= Beginning of Section =
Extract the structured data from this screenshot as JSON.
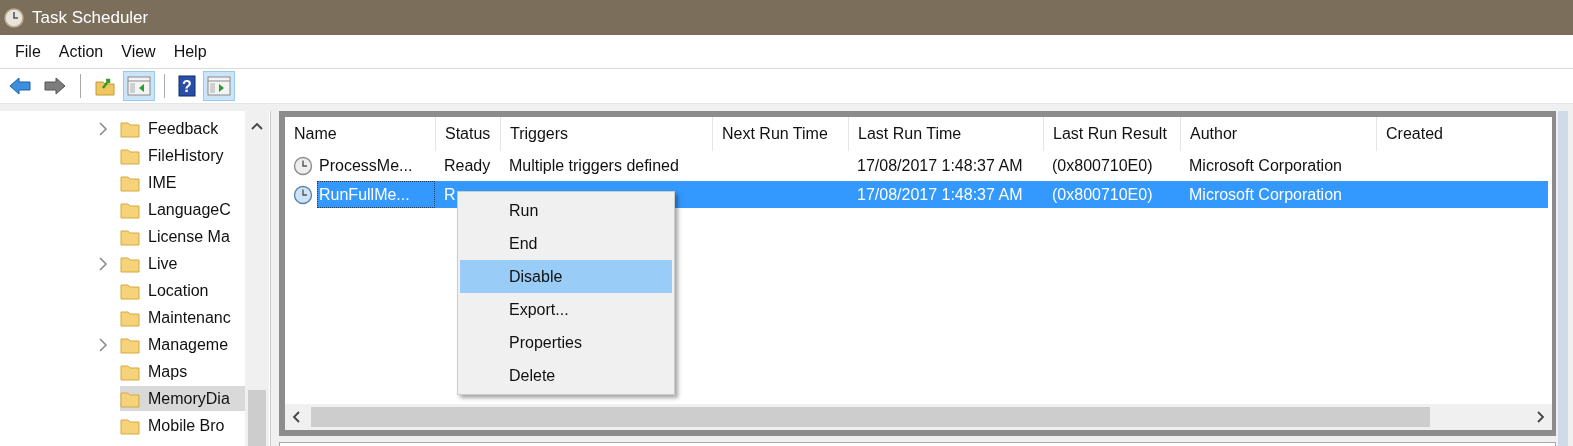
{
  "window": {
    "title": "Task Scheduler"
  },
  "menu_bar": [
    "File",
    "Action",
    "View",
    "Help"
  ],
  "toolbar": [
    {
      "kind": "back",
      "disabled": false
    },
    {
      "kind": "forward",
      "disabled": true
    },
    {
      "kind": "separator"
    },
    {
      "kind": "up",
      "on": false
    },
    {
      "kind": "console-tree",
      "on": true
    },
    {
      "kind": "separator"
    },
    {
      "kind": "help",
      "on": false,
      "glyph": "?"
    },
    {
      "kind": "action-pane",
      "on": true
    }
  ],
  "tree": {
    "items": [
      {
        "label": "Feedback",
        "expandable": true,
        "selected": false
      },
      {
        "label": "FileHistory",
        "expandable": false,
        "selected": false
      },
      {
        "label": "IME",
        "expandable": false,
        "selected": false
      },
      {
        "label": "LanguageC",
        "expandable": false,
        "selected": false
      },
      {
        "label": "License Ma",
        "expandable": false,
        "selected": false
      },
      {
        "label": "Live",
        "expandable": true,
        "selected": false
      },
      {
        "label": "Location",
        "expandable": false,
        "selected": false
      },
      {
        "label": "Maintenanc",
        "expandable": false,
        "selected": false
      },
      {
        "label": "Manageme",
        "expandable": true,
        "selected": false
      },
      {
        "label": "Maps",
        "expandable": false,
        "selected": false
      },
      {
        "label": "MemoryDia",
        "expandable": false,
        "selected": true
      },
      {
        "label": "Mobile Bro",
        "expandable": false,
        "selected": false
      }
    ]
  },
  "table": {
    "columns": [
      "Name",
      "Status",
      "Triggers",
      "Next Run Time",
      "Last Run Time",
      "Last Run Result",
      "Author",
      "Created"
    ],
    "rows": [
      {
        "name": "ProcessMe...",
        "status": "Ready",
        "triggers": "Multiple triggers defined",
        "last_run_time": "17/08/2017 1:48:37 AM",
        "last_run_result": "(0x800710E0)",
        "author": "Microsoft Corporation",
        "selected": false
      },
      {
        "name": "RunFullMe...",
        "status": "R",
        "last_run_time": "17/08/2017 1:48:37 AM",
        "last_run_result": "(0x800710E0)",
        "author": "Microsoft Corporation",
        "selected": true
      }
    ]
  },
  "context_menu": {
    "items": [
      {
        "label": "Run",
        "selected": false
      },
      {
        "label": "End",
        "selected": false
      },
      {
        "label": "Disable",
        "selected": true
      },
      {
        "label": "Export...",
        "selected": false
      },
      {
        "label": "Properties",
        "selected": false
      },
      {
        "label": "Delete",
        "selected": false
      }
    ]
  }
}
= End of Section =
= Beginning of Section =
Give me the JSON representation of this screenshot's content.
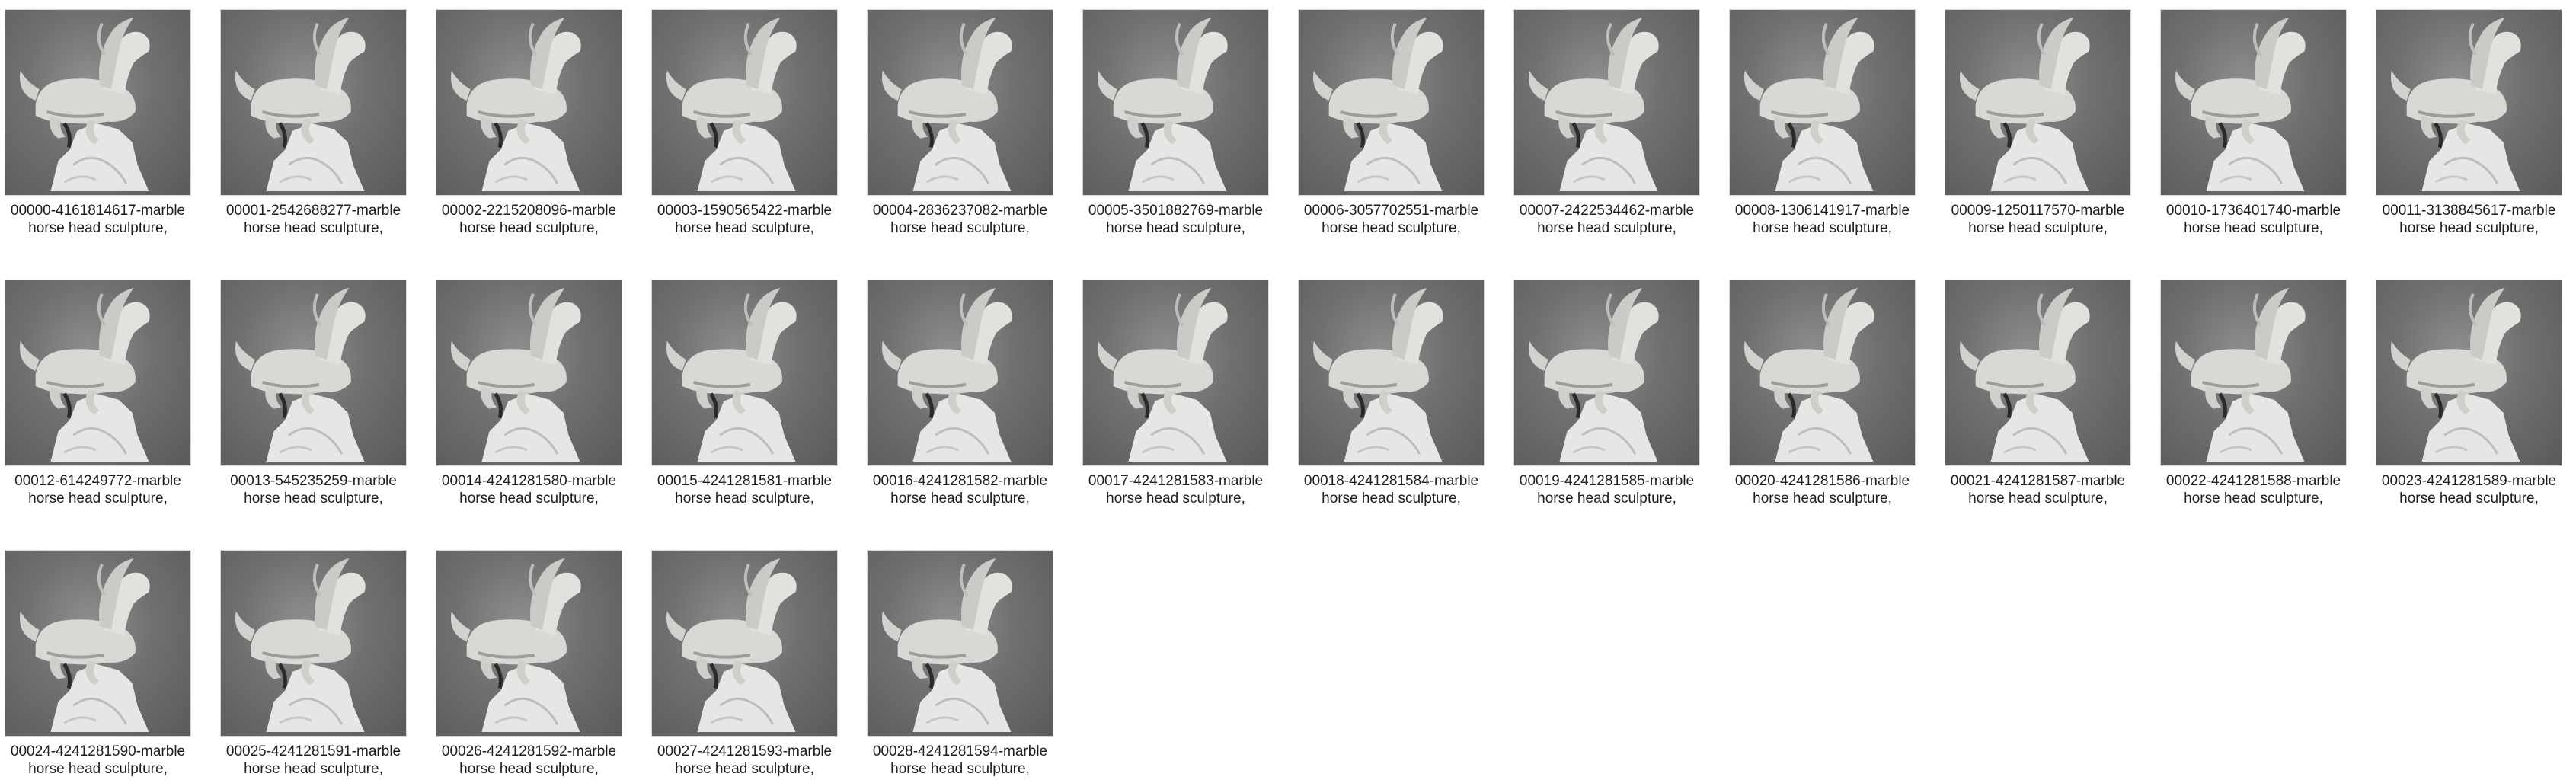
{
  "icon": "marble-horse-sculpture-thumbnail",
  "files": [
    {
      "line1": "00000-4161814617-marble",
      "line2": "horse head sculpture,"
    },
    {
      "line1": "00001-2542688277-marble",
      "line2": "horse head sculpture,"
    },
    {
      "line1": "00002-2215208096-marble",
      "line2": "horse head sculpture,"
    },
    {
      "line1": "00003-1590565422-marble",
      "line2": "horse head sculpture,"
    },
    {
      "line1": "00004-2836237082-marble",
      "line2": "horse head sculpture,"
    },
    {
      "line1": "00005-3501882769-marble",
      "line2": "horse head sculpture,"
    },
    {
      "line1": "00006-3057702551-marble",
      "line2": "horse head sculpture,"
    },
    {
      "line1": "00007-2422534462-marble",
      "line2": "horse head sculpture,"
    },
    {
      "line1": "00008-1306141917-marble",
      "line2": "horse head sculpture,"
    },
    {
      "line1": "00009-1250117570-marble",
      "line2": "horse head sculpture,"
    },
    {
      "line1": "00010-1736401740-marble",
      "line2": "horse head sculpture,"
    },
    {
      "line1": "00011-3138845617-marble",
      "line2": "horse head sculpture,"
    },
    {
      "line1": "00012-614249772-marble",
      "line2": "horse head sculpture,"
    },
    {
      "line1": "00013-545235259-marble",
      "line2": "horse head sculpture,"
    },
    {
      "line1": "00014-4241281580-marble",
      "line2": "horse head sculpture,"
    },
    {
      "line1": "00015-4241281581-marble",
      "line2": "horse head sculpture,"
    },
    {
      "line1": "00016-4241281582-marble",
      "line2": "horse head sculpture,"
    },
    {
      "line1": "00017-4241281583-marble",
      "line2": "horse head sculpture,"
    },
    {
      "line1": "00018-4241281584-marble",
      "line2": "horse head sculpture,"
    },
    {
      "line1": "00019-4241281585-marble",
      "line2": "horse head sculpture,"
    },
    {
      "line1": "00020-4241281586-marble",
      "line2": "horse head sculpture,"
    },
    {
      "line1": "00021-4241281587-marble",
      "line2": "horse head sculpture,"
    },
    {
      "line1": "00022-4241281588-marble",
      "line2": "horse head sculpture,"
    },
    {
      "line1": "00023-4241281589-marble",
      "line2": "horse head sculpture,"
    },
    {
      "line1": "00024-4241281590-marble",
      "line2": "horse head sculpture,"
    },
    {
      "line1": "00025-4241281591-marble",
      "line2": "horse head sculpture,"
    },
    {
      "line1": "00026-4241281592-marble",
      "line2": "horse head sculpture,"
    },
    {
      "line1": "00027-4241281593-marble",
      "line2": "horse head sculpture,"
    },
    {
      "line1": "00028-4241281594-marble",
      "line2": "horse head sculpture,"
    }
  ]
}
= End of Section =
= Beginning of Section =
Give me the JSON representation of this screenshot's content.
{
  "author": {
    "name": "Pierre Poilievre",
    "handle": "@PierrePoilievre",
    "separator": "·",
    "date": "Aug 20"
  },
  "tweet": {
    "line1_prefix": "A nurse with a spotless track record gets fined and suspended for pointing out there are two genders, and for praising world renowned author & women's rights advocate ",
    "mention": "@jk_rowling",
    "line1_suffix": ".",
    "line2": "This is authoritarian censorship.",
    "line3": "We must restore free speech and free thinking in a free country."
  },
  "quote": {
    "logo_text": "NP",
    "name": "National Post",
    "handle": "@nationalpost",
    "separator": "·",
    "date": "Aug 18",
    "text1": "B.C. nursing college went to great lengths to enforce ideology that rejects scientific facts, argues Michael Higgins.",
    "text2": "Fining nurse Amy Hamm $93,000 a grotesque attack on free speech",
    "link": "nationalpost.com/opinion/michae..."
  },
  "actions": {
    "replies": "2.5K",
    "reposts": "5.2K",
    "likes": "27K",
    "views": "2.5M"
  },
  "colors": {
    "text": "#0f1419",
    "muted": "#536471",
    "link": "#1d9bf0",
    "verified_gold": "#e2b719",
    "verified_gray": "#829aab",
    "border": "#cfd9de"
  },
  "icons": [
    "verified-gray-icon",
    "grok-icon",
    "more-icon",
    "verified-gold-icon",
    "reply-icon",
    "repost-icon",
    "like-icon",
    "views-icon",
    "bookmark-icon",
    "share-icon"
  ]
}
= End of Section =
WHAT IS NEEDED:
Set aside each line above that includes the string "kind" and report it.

PROBLEM SOLUTION:
      "kind": "back",
      "kind": "forward",
      "kind": "separator"
      "kind": "up",
      "kind": "console-tree",
      "kind": "separator"
      "kind": "help",
      "kind": "action-pane",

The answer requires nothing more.